"It's important, and I think Barry knows that, too," manager Bruce Bochy said on Tuesday after Zito worked the first five innings and threw 83 pitches in a 4-3 loss to D-backs at Salt River Fields. "It's vital that all these guys have some good years for us, the type of years we expect, and that's including 'Z.'"
That Zito hasn't performed as advertised in the first five years of his seven-year, $126 million contract with the Giants is an understatement. He's 43-61 with a 4.55 ERA for the Giants, this precipitous falloff coming after a seven-year 102-63, 3.55 ERA stint with the A's that earned him the big bucks as a free agent.
It all seemed to hit rock bottom in 2010 when Zito slumped that September and was left off the roster of all three postseason series as the Giants won the World Series for the first time since 1954. Matters then became much worse.
Zito was involved in a car accident in Los Angeles last year just as the Giants were about to open the season against the Dodgers at Dodger Stadium. He wore a neck brace to the ballpark, but still made his scheduled start on April 3.
Two weeks later against the D-backs at Chase Field, Zito dived forward to catch a pop bunt by Joe Saunders in front of the mound, spraining his right foot when he came down awkwardly. The injury placed him on the disabled list for the first time in his career. Not only did it end his personal streak of 356 regular-season starts without having missed one because of an injury, but it opened the door for Vogelsong, who was called up from the Minors to replace him in the rotation.
Vogelsong became an All-Star, and when Zito returned he ultimately reinjured the foot. Win or loss, good numbers or bad, Zito always was durable. Now he didn't have that. He started nine games last year and appeared in 13.
"I'm sure there was way worse that could have happened," Zito said about 2011. "I'm still alive. I still have my family. It's not a doomsday scenario."
Still, make no mistake about it: It was a very tough period for Zito, a highly intelligent player.
"Yeah, it was," he said. "I've dealt with that whole thing. That's why I'm here today and I'm a better man for it. You never expect to get hurt, especially being so durable for such a long time. You just adjust. You get back on your rehab. You get back on the horse and keep working hard every day at the yard."
Zito knows there's nothing that can be done about the past, but he does have control of his immediate future. The way the contract is structured, both parties are now at the top end of the pay scale. The Giants still owe him $46 million guaranteed over the course of the next three seasons: $19 million this year and $20 million next year. They have a $22 million option for 2015 with a $7 million buyout. There's not much doubt at this point which way that will go.
Still, Zito is working hard at it. He said he spent the winter working on the plane of his pitches and a delivery that comes more over the top, dropping the ball lower in the strike zone. Zito's fastball recently hasn't been much faster than 87-89 mph, and when his breaking pitches flatten out, plus sit up in the zone, he gets pounded, as his 1.41 WHIP during the San Francisco years attest.
Zito always had the mindset that he was the best.
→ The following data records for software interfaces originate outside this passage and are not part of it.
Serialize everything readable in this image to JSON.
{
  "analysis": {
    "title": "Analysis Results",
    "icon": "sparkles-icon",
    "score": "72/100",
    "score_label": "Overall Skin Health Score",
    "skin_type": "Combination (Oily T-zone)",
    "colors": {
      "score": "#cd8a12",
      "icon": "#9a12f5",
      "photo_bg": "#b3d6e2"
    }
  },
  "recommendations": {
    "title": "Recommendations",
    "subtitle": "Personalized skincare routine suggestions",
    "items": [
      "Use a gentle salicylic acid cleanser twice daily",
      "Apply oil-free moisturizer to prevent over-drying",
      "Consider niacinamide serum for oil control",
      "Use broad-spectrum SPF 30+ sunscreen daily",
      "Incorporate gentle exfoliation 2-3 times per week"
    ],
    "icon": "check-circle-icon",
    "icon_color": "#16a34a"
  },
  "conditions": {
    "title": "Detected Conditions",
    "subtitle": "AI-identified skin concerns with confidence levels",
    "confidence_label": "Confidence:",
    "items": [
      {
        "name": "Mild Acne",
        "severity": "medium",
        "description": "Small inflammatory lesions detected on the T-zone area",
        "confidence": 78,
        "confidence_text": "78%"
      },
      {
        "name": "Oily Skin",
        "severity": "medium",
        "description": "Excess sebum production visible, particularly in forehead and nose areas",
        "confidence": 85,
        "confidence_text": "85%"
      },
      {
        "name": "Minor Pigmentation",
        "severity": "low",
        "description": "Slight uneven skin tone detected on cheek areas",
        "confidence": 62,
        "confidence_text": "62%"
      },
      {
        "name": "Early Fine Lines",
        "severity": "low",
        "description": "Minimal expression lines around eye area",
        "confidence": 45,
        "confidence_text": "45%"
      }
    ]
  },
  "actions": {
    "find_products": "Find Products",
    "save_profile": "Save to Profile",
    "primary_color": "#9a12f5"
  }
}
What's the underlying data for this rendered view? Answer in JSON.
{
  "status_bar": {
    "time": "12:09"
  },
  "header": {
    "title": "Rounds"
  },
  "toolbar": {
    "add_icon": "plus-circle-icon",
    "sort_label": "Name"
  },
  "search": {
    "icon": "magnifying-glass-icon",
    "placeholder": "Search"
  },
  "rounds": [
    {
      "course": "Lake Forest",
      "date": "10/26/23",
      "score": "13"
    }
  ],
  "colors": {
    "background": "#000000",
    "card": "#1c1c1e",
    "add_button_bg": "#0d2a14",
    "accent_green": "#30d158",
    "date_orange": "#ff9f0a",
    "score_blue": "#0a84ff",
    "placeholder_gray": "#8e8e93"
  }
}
Among the A's group that included Mark Mulder and Tim Hudson, he was the Cy Young Award winner and top dog. When he moved across the Bay to San Francisco in 2007, he said he would protect the back of Barry Bonds as the left-handed slugger plodded toward and eventually broke Hank Aaron's all-time home run record. And when he was eclipsed by Lincecum, he maintained he would work his butt off to try to gain back the status of No. 1 in the rotation.
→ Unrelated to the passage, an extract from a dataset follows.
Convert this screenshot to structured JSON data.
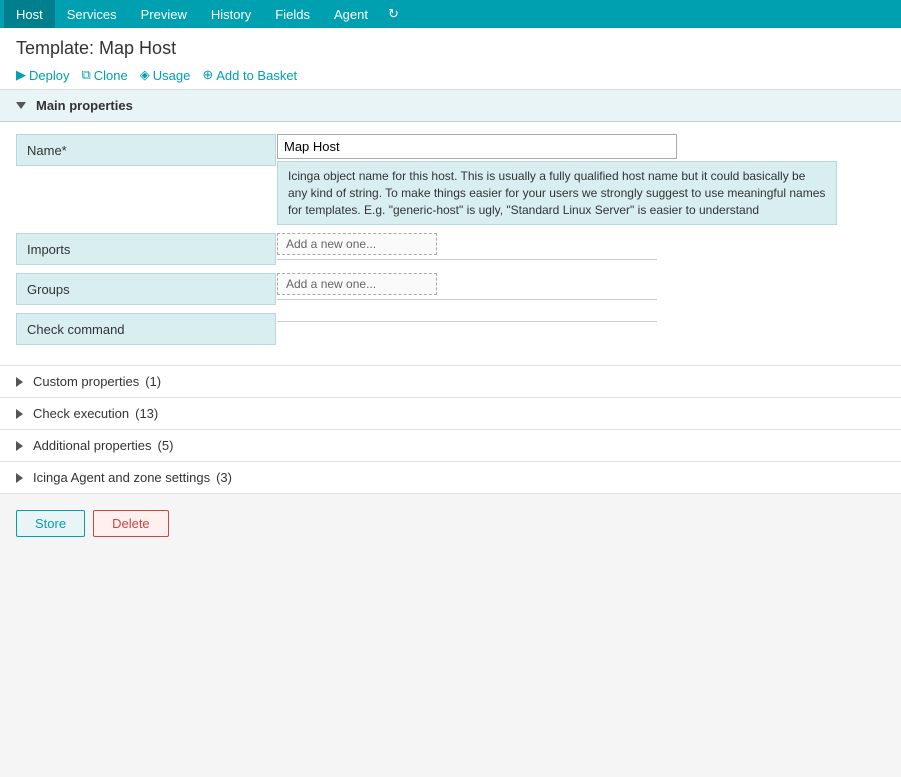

With his head on straight, Zito has the chance to be there again. He's just decided to take a very different approach. He realizes there's a real possibility for him to make an impact in San Francisco this season and that he has at least 46 million reasons to succeed.
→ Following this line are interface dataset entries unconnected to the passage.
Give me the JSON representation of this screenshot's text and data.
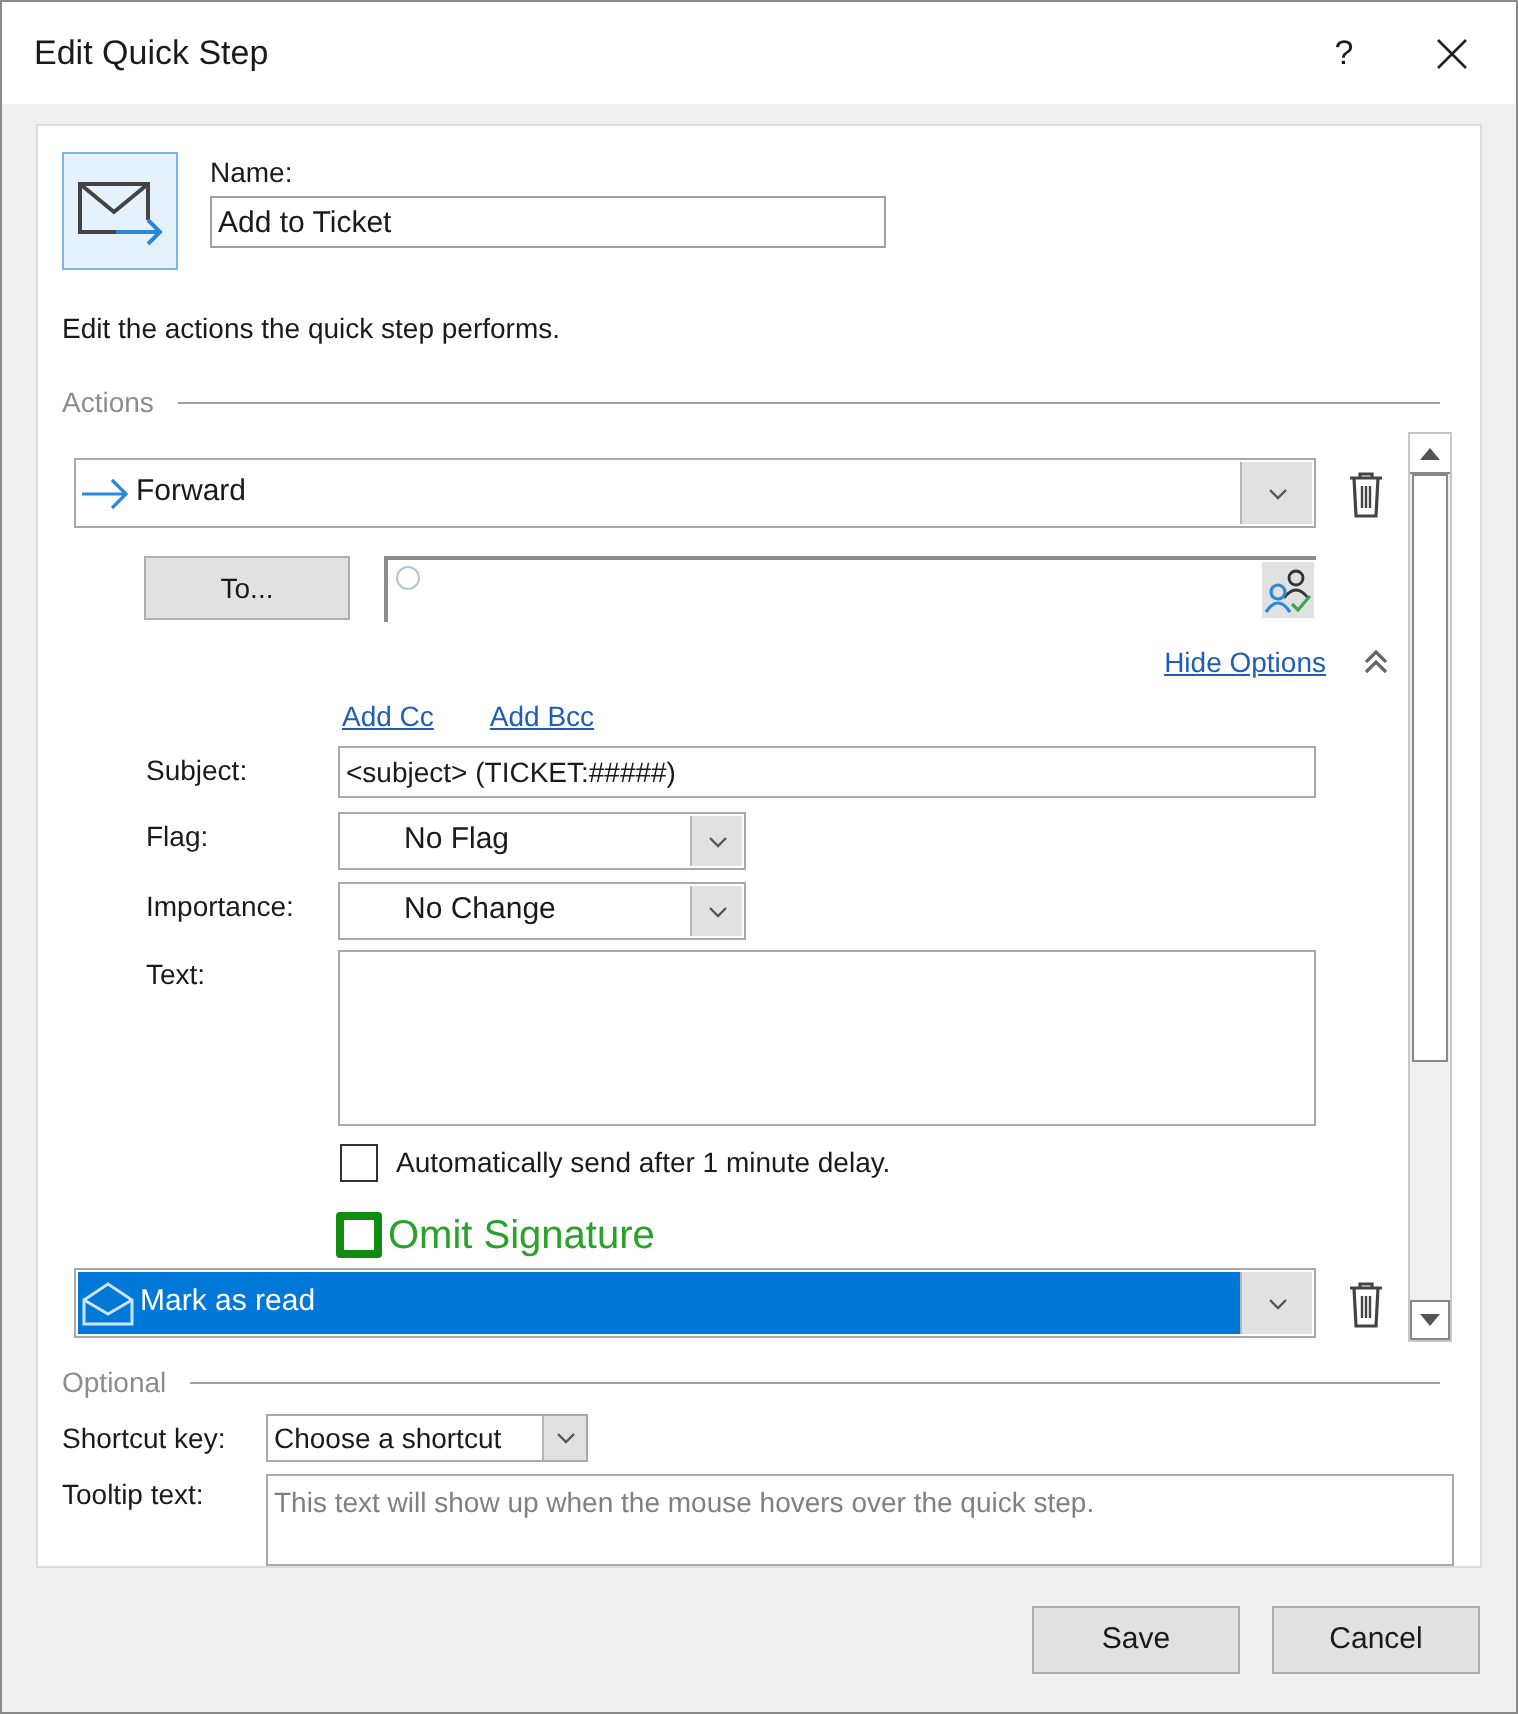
{
  "window": {
    "title": "Edit Quick Step",
    "help": "?"
  },
  "name": {
    "label": "Name:",
    "value": "Add to Ticket"
  },
  "description": "Edit the actions the quick step performs.",
  "actions": {
    "heading": "Actions",
    "items": [
      {
        "kind": "forward",
        "action": "Forward",
        "selected": false,
        "to_button": "To...",
        "hide_options": "Hide Options",
        "add_cc": "Add Cc",
        "add_bcc": "Add Bcc",
        "subject": {
          "label": "Subject:",
          "value": "<subject> (TICKET:#####)"
        },
        "flag": {
          "label": "Flag:",
          "value": "No Flag"
        },
        "importance": {
          "label": "Importance:",
          "value": "No Change"
        },
        "text": {
          "label": "Text:"
        },
        "auto_send": {
          "label": "Automatically send after 1 minute delay.",
          "checked": false
        },
        "omit_signature": {
          "label": "Omit Signature",
          "checked": false
        }
      },
      {
        "kind": "mark_read",
        "action": "Mark as read",
        "selected": true
      }
    ]
  },
  "optional": {
    "heading": "Optional",
    "shortcut": {
      "label": "Shortcut key:",
      "value": "Choose a shortcut"
    },
    "tooltip": {
      "label": "Tooltip text:",
      "placeholder": "This text will show up when the mouse hovers over the quick step."
    }
  },
  "buttons": [
    "Save",
    "Cancel"
  ]
}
"It doesn't do me much good to wrap my head around it," he said. "So what I focus on is, 'What are my duties today?' I've got my routine every day when I come to the yard. Coaches make the rest of the decisions. So it really doesn't benefit me to shoot for this or do that or whatever. If I dominate my responsibilities every day things are going to be all right."